● **Directions for this task**
In the entries, find all lines that hold the word "price" and copy them.

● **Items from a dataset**

.....

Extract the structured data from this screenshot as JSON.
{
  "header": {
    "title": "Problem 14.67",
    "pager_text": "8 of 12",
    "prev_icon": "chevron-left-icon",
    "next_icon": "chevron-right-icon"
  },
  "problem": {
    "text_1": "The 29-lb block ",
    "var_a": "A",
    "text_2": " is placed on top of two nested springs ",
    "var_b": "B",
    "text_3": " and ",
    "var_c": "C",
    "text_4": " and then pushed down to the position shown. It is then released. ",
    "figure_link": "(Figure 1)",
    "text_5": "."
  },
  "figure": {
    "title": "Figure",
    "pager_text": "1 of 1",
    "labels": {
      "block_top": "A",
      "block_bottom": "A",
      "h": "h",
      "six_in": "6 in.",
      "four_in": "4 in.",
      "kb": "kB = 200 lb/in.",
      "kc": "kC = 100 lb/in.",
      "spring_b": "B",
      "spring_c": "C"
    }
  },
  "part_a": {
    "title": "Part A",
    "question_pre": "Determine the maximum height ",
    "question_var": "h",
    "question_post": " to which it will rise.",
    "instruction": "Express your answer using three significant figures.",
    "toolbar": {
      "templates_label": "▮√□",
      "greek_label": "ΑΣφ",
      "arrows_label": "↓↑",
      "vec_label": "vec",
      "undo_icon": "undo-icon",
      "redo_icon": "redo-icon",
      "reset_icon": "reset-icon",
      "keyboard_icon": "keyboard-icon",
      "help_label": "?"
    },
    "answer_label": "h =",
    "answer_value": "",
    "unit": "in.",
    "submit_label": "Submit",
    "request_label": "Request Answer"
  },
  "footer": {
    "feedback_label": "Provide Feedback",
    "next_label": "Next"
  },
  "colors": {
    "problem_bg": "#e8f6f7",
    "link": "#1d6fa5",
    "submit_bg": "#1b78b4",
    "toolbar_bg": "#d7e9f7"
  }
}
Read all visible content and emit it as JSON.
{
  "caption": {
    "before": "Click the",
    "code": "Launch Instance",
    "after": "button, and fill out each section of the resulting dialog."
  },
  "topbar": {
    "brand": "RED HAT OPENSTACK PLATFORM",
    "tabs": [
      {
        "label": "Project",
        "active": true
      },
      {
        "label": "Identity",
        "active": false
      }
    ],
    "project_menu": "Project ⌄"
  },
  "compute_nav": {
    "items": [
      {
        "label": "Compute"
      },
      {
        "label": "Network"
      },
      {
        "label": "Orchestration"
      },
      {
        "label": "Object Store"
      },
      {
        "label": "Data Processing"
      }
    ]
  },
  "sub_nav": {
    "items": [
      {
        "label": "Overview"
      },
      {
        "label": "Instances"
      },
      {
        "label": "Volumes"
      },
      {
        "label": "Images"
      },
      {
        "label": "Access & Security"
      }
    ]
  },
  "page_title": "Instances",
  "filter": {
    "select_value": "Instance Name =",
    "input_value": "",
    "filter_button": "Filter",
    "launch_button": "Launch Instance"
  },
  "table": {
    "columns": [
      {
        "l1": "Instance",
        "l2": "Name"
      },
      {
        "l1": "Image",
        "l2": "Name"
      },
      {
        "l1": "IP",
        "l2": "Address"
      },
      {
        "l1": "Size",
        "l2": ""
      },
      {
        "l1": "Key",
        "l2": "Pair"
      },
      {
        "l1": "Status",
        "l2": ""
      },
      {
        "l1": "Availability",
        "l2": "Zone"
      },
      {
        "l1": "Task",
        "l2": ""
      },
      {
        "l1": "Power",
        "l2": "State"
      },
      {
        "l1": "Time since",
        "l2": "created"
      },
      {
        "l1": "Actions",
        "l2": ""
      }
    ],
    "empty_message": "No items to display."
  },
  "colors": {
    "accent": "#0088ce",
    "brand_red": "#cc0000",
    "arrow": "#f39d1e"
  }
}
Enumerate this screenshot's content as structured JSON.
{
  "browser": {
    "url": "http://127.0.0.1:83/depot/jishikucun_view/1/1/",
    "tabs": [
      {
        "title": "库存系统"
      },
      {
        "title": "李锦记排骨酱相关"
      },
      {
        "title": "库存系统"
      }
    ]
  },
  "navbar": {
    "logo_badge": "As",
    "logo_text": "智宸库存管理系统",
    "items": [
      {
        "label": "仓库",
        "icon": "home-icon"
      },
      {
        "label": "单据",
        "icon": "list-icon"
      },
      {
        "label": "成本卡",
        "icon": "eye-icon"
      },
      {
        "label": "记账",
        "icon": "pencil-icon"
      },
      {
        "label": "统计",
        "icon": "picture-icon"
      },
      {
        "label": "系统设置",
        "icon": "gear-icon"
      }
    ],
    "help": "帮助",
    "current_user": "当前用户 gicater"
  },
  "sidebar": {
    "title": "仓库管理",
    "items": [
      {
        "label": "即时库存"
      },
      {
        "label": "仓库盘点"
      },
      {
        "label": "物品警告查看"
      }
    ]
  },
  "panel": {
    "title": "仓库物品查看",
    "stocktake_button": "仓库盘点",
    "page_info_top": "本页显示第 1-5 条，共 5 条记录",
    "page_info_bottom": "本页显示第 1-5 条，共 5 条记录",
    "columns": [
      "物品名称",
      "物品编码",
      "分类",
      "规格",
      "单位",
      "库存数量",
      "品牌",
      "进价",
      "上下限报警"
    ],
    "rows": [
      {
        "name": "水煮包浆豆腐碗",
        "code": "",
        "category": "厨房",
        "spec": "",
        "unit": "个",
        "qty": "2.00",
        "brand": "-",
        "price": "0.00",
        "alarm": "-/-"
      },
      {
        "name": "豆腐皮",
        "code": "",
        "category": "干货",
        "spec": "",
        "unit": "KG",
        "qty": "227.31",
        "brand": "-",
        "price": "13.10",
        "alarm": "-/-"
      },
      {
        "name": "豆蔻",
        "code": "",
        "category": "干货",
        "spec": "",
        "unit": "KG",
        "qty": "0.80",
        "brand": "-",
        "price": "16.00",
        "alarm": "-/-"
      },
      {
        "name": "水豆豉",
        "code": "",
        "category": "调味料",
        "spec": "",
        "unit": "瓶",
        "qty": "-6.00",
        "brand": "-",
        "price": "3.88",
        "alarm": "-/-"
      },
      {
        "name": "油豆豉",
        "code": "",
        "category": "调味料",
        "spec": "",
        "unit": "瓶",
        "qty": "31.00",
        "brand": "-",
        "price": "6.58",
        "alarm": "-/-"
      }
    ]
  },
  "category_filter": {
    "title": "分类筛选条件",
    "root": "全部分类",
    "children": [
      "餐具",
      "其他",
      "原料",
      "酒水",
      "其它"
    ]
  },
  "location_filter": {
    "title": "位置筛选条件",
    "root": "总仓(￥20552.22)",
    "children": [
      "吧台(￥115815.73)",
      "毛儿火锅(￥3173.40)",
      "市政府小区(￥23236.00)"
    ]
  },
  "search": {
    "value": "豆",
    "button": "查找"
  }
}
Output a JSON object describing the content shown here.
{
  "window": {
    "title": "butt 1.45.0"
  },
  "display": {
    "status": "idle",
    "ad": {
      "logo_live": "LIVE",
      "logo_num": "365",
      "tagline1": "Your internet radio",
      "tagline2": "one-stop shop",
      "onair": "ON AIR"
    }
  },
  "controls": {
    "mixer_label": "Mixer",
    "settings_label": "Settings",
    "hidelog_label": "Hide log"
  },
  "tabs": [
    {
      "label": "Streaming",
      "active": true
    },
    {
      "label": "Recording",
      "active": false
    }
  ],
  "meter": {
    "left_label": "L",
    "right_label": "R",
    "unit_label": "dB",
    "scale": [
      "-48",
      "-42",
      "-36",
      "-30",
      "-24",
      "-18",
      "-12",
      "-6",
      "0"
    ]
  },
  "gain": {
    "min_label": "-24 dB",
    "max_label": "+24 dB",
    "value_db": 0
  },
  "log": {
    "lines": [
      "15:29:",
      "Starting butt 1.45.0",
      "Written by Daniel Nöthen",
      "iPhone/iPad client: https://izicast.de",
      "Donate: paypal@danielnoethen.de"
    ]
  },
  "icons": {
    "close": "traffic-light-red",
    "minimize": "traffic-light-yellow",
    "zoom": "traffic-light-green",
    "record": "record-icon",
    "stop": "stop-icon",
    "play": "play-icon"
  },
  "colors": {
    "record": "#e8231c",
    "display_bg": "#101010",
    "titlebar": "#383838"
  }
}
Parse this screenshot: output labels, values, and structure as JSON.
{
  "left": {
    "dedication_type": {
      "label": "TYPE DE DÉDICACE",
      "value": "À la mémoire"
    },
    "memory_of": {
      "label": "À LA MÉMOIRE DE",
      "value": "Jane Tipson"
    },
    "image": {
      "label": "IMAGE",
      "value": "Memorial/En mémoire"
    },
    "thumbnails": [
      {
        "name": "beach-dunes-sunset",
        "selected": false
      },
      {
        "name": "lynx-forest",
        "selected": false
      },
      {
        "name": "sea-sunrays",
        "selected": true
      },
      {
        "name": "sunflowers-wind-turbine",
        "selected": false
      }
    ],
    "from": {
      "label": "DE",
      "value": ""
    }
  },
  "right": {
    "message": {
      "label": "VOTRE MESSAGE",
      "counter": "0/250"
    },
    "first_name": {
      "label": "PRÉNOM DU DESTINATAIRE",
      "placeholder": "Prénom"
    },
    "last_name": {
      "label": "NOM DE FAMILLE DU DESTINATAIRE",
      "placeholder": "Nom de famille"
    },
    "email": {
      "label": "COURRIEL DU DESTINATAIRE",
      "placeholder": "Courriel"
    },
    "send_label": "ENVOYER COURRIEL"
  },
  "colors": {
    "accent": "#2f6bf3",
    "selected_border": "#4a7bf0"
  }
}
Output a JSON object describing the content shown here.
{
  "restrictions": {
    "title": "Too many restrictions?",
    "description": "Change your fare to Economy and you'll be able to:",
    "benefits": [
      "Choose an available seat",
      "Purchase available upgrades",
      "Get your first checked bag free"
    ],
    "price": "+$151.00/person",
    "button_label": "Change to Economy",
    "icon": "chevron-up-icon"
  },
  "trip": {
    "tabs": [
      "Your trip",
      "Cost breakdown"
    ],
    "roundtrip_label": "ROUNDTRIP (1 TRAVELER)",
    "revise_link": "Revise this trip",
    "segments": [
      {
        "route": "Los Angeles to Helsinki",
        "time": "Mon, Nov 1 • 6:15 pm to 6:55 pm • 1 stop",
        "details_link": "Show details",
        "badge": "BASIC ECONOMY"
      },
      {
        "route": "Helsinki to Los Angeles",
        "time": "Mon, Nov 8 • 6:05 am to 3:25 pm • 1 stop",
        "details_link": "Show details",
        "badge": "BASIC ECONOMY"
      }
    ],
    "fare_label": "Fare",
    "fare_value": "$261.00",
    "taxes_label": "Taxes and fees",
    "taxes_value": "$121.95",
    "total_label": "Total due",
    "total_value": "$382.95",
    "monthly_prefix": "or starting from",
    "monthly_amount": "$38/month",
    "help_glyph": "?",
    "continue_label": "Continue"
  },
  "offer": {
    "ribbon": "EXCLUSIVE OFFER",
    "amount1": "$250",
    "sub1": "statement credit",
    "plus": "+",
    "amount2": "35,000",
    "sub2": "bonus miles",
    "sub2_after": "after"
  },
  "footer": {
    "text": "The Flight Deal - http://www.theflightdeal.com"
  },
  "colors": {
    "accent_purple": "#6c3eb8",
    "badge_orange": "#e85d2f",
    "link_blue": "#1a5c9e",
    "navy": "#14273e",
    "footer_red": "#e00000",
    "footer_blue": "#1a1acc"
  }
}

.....

● **Reply**
        "price": "0.00",
        "price": "13.10",
        "price": "16.00",
        "price": "3.88",
        "price": "6.58",
    "price": "+$151.00/person",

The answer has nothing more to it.